Obviously, I’m not getting into details to not spoil it but the cast perfectly hums along. Daniel Craig was fantastic as the smarmy, know it all (most of the time detective) who really has a ball with this role. You may figure out who did it (I did) but you’ll NEVER figure out the how or why. I changed my logic at least 4 times and was still wrong. And that’s why this film is amazing. Anytime you get a layered story and can’t figure out AND buy the process/conclusion, it’s a fantastic investment of time. Run, don’t walk, to see this film. And then when you get out of the theater, download our latest episode of Gutting the Sacred Cow.
This film is fantastic, 8.5/10
And now for one of the most anticipated films of 2019. The last time we saw Scorsese, he got Margot Robbie topless several times in a film. And we owe him a debt of gratitude for that. But now he returns to the genre in which he created and inspired tons of knockoffs and a few winners. The man who gave us Casino, Goodfellas, Mean Streets brings back several of the actors who shot to the stratosphere. DeNiro, Pacino, AND he got Pesci out of retirement. Can’t go wrong, right? Well, let’s see.
First off, prepare yourself. This is a 3.5 hour film. But thankfully, you’re watching it at home now so you can pause to pee, get some food, or complain on social media about how long it is. And for all of those who complain about the length, no one seemed to have a problem with Godfather 2 and that was 4 minutes shorter than this. This is the story of Frank Sheeran (Robert Deniro, the man who hasn’t turned any film down since 2003), the guy who painted more houses than Dutch Boy. Ba-dum, ching! First things first: Scorsese CGIs all of the older actors and it’s sometimes quite amusing. My FAVORITE part was when a “younger” DeNiro sloowwwwwly beats up a grocery store own. I mean, it looks like he was in quicksand while giving the guy a beating. DeNiro finds himself working for Russel Buffalino (Welcome back, Joe Pesci!),

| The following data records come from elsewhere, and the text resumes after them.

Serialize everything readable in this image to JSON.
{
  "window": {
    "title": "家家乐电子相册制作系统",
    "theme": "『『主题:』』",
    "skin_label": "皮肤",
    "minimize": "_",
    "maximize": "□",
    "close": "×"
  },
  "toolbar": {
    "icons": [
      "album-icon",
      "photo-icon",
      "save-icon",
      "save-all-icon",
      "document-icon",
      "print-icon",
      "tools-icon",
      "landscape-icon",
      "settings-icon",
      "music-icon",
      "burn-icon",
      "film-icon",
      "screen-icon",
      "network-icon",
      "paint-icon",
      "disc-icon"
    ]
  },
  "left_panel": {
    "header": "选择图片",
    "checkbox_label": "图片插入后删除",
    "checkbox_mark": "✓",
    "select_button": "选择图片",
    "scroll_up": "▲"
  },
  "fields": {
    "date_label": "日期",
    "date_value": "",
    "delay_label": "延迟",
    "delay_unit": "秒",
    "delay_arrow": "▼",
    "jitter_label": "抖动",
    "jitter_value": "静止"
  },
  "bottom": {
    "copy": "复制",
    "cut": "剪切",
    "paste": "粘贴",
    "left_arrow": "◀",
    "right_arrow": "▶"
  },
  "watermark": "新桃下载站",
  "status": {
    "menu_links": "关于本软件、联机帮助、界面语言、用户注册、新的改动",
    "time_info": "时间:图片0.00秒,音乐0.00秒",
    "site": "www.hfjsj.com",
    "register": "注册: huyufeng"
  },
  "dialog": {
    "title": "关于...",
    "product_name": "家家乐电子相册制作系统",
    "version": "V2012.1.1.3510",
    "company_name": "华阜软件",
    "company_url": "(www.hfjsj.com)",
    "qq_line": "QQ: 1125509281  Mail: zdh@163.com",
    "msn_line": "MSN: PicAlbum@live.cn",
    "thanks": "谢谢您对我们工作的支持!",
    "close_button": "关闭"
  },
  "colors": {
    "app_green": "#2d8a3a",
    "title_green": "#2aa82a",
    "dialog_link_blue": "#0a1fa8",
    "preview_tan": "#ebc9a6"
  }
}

DeNiro earns his stripes doing errands for Buffalino and eventually finds himself working with the Teamsters and Jimmy Hoffa (Al Pacino). Shoutout to my buddy Jeff Paul who has few scenes with Pacino as a one of his crew. Hoffa climbs to power while bringing Sheeran along for the ride. Blah, blah, blah, mob stuff happens. But without question, my favorite scene is Pesci explaining to DeNiro why Hoffa has to go. It’s quite reminiscent of the Goodfellas scene is when DeNiro gets the phone call that Tommy is dead. And there’s nothing he can do about it.
Again, people are shitting on this for the length. Does this lag at times? You betcha. Could they have cut some down? Without question. But this is almost a mini series in a film as it tells the entire tale of Sheeran. This is a great switcharoo of roles; a more mellowed Pesci leads the pack and should be nominated for supporting actor. I’ll never compare this to Goodfellas because that’s as close to a perfect film as you can get. Is this better than Casino? No. Departed? Not really. And is this a film you immediately stop changing channels when you see it on? For me, not yet. But this is good and if you like seeing a lot of the old gang together again, this is for you. It’s solid and enjoyable.
I give it a 7/10.